My problem with The Road is purely logistical. In the abstract, if I lift myself above such plodding concerns as "things in books should make sense" and "fictional characters should act like human beings," I can see how this would be an interesting and emotionally affecting book.
The reason I get so infuriated by this topic is that I LOVE Cormac McCarthy - or I USED TO anyway - I counted him as one of my top five authors. But The Road broke my heart. It made me scared to go back and read Blood Meridian or All The Pretty Horses, because what if I saw them afresh, and realized that I did not actually like them?
I couldn't bear it.

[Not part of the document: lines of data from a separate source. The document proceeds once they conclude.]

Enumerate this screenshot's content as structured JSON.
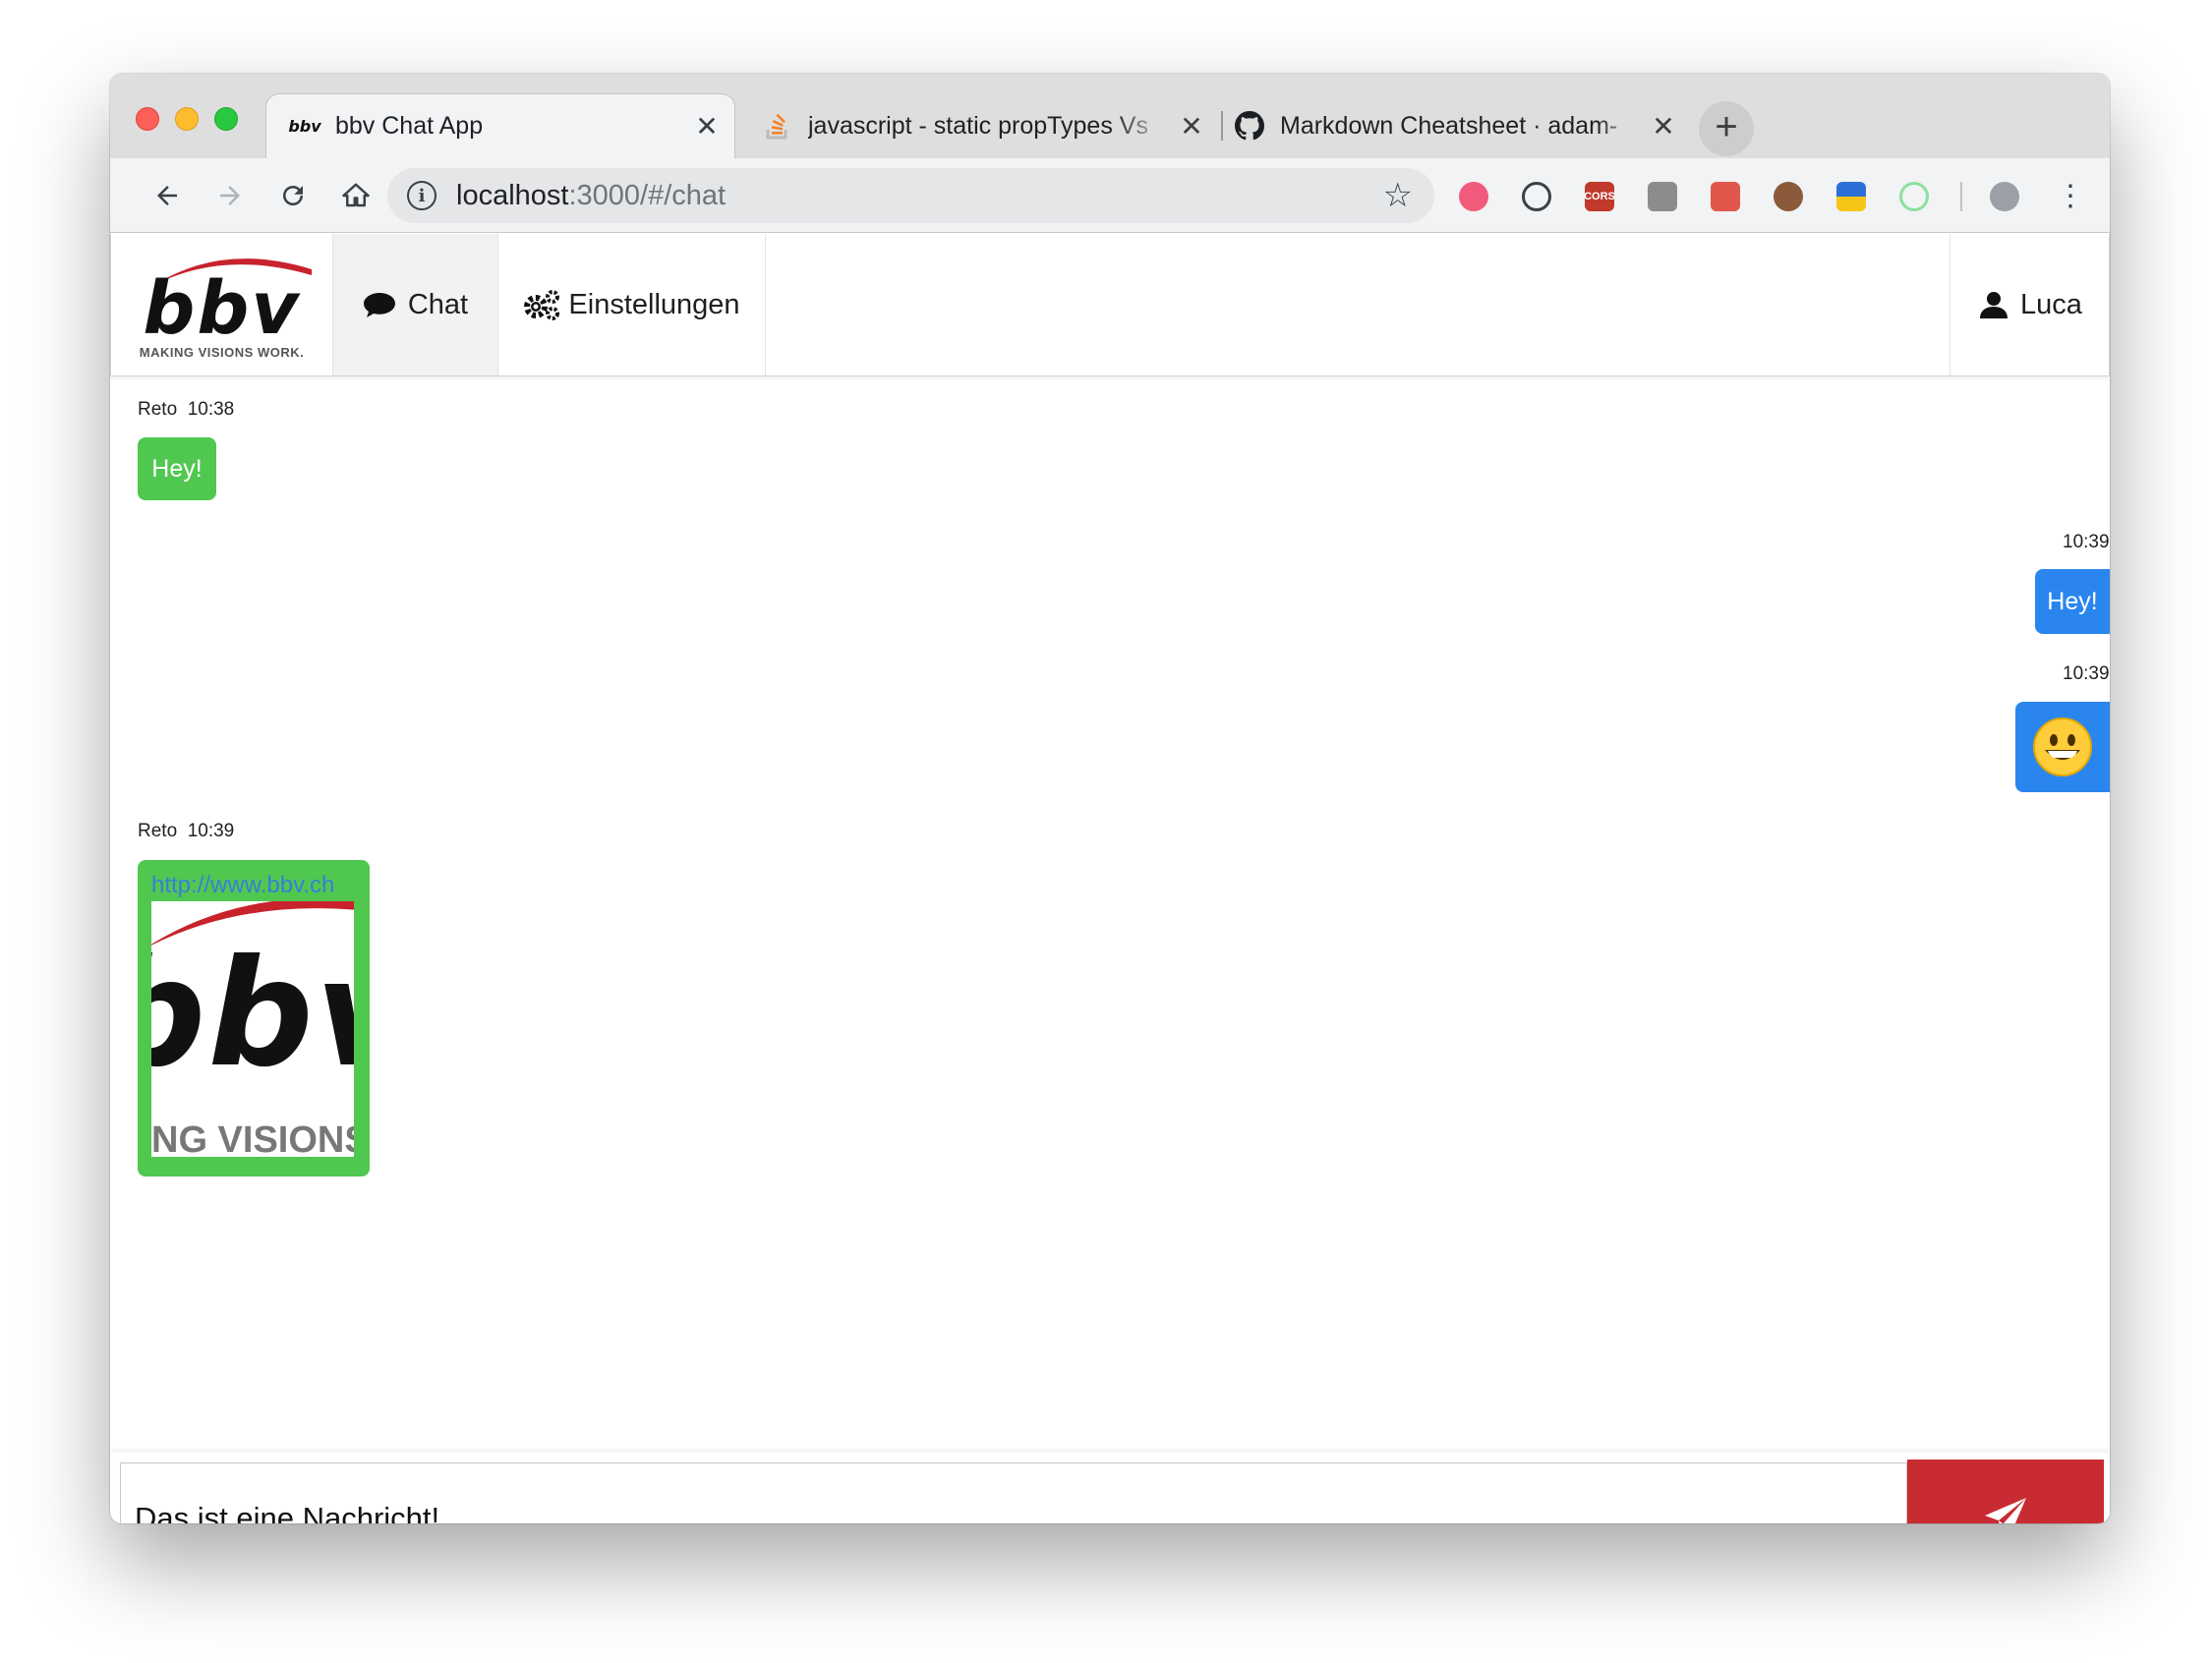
{
  "browser": {
    "tabs": [
      {
        "title": "bbv Chat App",
        "favicon": "bbv-logo-icon",
        "active": true
      },
      {
        "title": "javascript - static propTypes Vs",
        "favicon": "stackoverflow-icon",
        "active": false
      },
      {
        "title": "Markdown Cheatsheet · adam-",
        "favicon": "github-icon",
        "active": false
      }
    ],
    "new_tab": "+",
    "url_host": "localhost",
    "url_rest": ":3000/#/chat",
    "extensions": [
      "ext-red-icon",
      "ext-1password-icon",
      "cors-icon",
      "ext-gray-icon",
      "ext-bug-icon",
      "cookie-icon",
      "lighthouse-icon",
      "ext-green-icon"
    ]
  },
  "app": {
    "logo_text": "bbv",
    "logo_tagline": "MAKING VISIONS WORK.",
    "nav": {
      "chat": "Chat",
      "settings": "Einstellungen",
      "user": "Luca"
    },
    "colors": {
      "incoming": "#50c850",
      "outgoing": "#2a86ee",
      "send": "#c92b33"
    },
    "messages": [
      {
        "author": "Reto",
        "time": "10:38",
        "text": "Hey!",
        "side": "left"
      },
      {
        "author": "",
        "time": "10:39",
        "text": "Hey!",
        "side": "right"
      },
      {
        "author": "",
        "time": "10:39",
        "text": "😀",
        "side": "right"
      },
      {
        "author": "Reto",
        "time": "10:39",
        "link": "http://www.bbv.ch",
        "preview_text": "bbv",
        "preview_caption": "NG VISIONS",
        "side": "left"
      }
    ],
    "composer": {
      "value": "Das ist eine Nachricht!"
    }
  }
}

Alright, back to The Road. Every level of this book - from the overarching story line to the scene-by-scene level - has something which is desperately wrong about it. First of all, there is no logic to their circumstances. If every single living creature died in the Mystery Holocaust, and the sun hadn't been visible for that long, then there would be no protagonists to carry the story. Total science fail, there. Once the world's store of canned goods ran out, there would be nothing to eat, and everyone would starve to death.
It's not JUST that the setting of the novel is utterly wrong-headed and illogical. It's that McCarthy clearly doesn't care. He blithely trips along like a twelve year old girl writing about unicorns, utterly unconcerned with the lack of sense that's being made on the page. Except that Cormack McCarthy is a grown man, one of America's cherished authors, and HE'S BETTER THAN THAT. Or he should be, anyway.

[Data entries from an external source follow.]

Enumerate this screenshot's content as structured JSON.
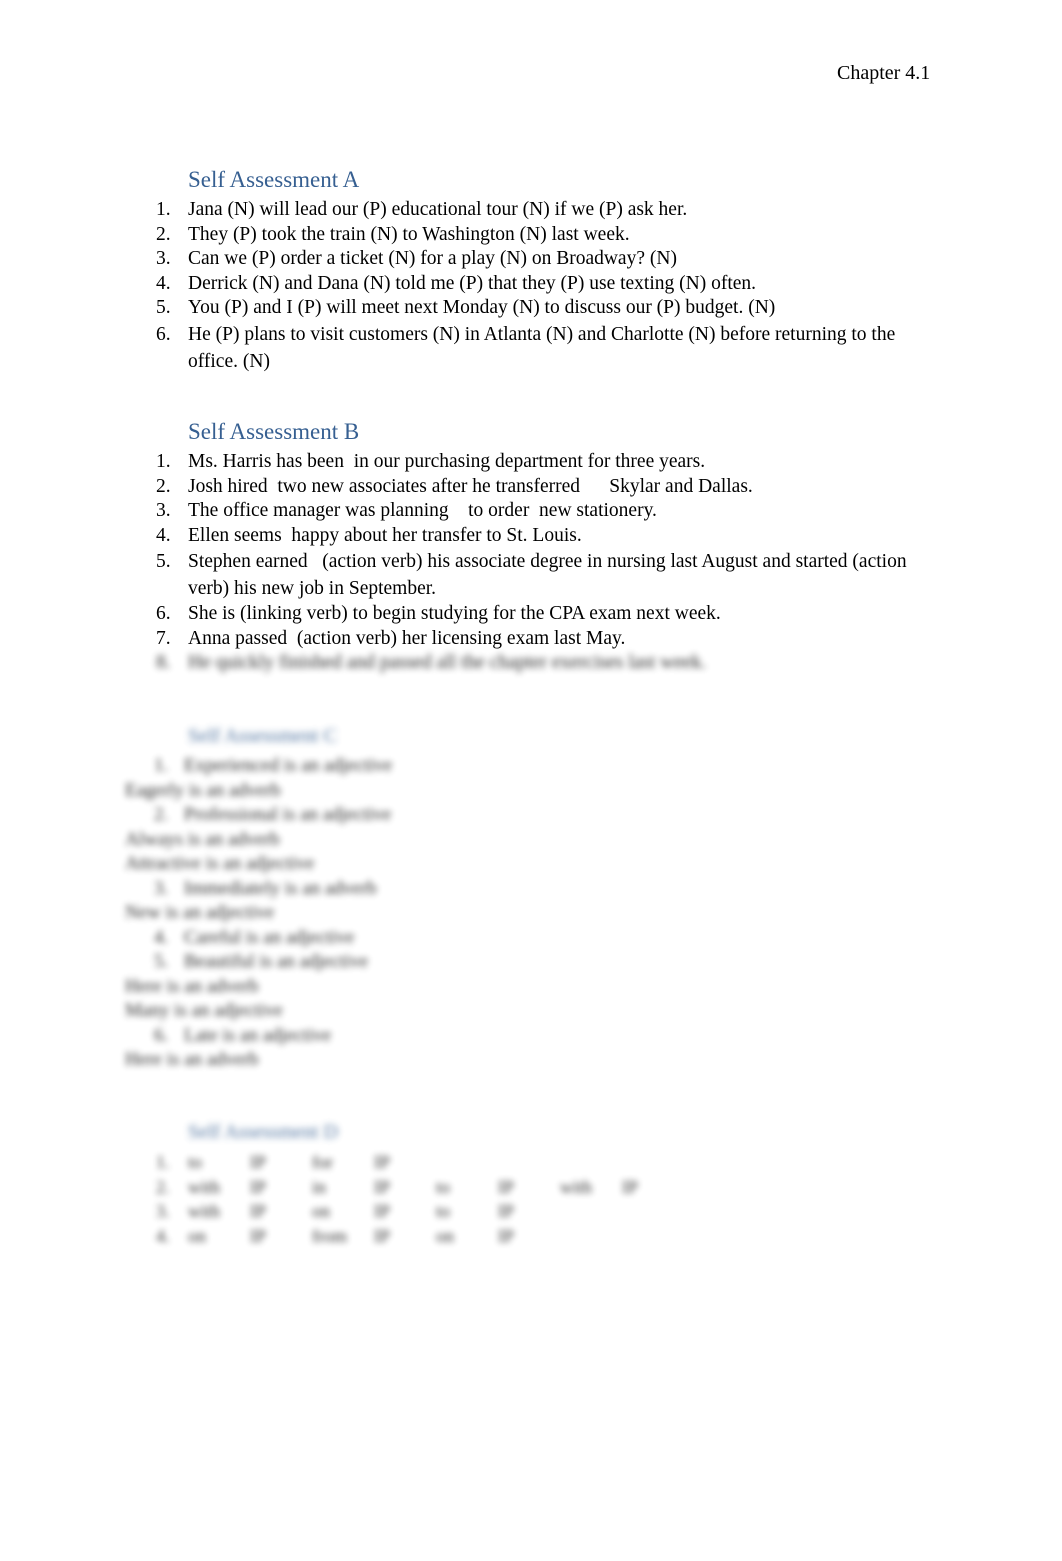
{
  "header": {
    "chapter": "Chapter 4.1"
  },
  "sections": [
    {
      "title": "Self Assessment A",
      "items": [
        {
          "num": "1.",
          "text": "Jana (N) will lead our (P) educational tour (N) if we (P) ask her."
        },
        {
          "num": "2.",
          "text": "They (P) took the train (N) to Washington (N) last week."
        },
        {
          "num": "3.",
          "text": "Can we (P) order a ticket (N) for a play (N) on Broadway? (N)"
        },
        {
          "num": "4.",
          "text": "Derrick (N) and Dana (N) told me (P) that they (P) use texting (N) often."
        },
        {
          "num": "5.",
          "text": "You (P) and I (P) will meet next Monday (N) to discuss our (P) budget. (N)"
        },
        {
          "num": "6.",
          "text": "He (P) plans to visit customers (N) in Atlanta (N) and Charlotte (N) before returning to the office. (N)"
        }
      ]
    },
    {
      "title": "Self Assessment B",
      "items": [
        {
          "num": "1.",
          "text": "Ms. Harris has been  in our purchasing department for three years."
        },
        {
          "num": "2.",
          "text": "Josh hired  two new associates after he transferred      Skylar and Dallas."
        },
        {
          "num": "3.",
          "text": "The office manager was planning    to order  new stationery."
        },
        {
          "num": "4.",
          "text": "Ellen seems  happy about her transfer to St. Louis."
        },
        {
          "num": "5.",
          "text": "Stephen earned   (action verb) his associate degree in nursing last August and started (action verb) his new job in September."
        },
        {
          "num": "6.",
          "text": "She is (linking verb) to begin studying for the CPA exam next week."
        },
        {
          "num": "7.",
          "text": "Anna passed  (action verb) her licensing exam last May."
        }
      ],
      "blurred_item": {
        "num": "8.",
        "text": "He quickly finished and passed all the chapter exercises last week."
      }
    }
  ],
  "blurred": {
    "section_c": {
      "title": "Self Assessment C",
      "lines": [
        {
          "indent": true,
          "num": "1.",
          "text": "Experienced is an adjective"
        },
        {
          "indent": false,
          "num": "",
          "text": "Eagerly is an adverb"
        },
        {
          "indent": true,
          "num": "2.",
          "text": "Professional is an adjective"
        },
        {
          "indent": false,
          "num": "",
          "text": "Always is an adverb"
        },
        {
          "indent": false,
          "num": "",
          "text": "Attractive is an adjective"
        },
        {
          "indent": true,
          "num": "3.",
          "text": "Immediately is an adverb"
        },
        {
          "indent": false,
          "num": "",
          "text": "New is an adjective"
        },
        {
          "indent": true,
          "num": "4.",
          "text": "Careful is an adjective"
        },
        {
          "indent": true,
          "num": "5.",
          "text": "Beautiful is an adjective"
        },
        {
          "indent": false,
          "num": "",
          "text": "Here is an adverb"
        },
        {
          "indent": false,
          "num": "",
          "text": "Many is an adjective"
        },
        {
          "indent": true,
          "num": "6.",
          "text": "Late is an adjective"
        },
        {
          "indent": false,
          "num": "",
          "text": "Here is an adverb"
        }
      ]
    },
    "section_d": {
      "title": "Self Assessment D",
      "rows": [
        {
          "num": "1.",
          "cells": [
            "to",
            "IP",
            "for",
            "IP"
          ]
        },
        {
          "num": "2.",
          "cells": [
            "with",
            "IP",
            "in",
            "IP",
            "to",
            "IP",
            "with",
            "IP"
          ]
        },
        {
          "num": "3.",
          "cells": [
            "with",
            "IP",
            "on",
            "IP",
            "to",
            "IP"
          ]
        },
        {
          "num": "4.",
          "cells": [
            "on",
            "IP",
            "from",
            "IP",
            "on",
            "IP"
          ]
        }
      ]
    }
  }
}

(I also can't stand how the kid is just so perfect and shining and wonderful. The Road is clearly the work of a new parent, and if there's anything more insufferable than a new parent gushing about their perfect child, I haven't met it.)

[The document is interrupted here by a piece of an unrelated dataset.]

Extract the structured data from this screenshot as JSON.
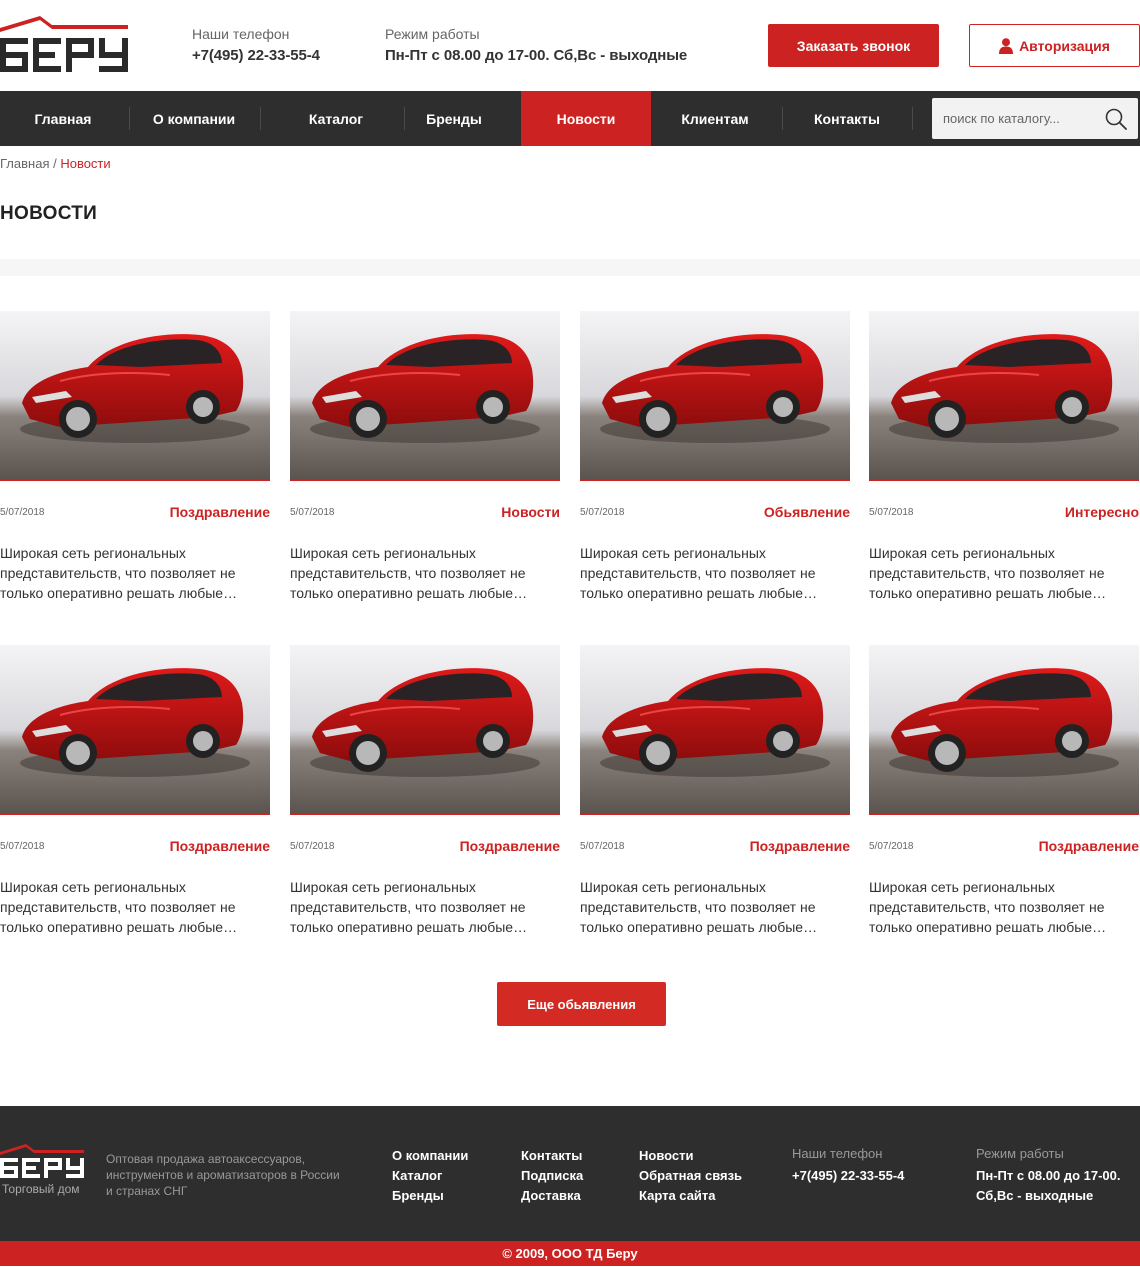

Finally, sinking down to the scene-by-scene level. I'm going to pull three things out of a hat, but you could open the book to any page and find something.
1. The protagonists come across a campsite. They wander around for quite some time before stumbling across some human flesh being roasted over a fire.
Have you ever been in the vicinity of meat (presumably non-human) being roasted over a fire? Or even a backyard barbecue? The smell is inescapable, it's the first thing you notice. But we're supposed to believe that these guys wandered around for ages without having noticed it.
2. You live in a world where many (maybe most) people have turned to cannibalism. You come across a house in the woods. In the living room you find a giant pile of discarded clothing. Do you continue to explore? Perhaps. Are you genuinely surprised when cannibals show up? FOR CRYING OUT LOUD I HOPE NOT UNLESS YOU ARE SOME KIND OF IDIOT.
3. The protagonists stumble across a bomb shelter stocked with food supplies. They fix themselves a nice breakfast using EGGS AND BUTTER.
HOW DID THEY STORE EGGS AND BUTTER IN A BOMB SHELTER.
EGGS AND BUTTER ARE PERISHABLE FOOD ITEMS.
IF YOU FIND TWENTY YEAR OLD EGGS AND BUTTER, I DO NOT RECOMMEND THAT YOU EAT THEM.
FROTH FOAM GNASH.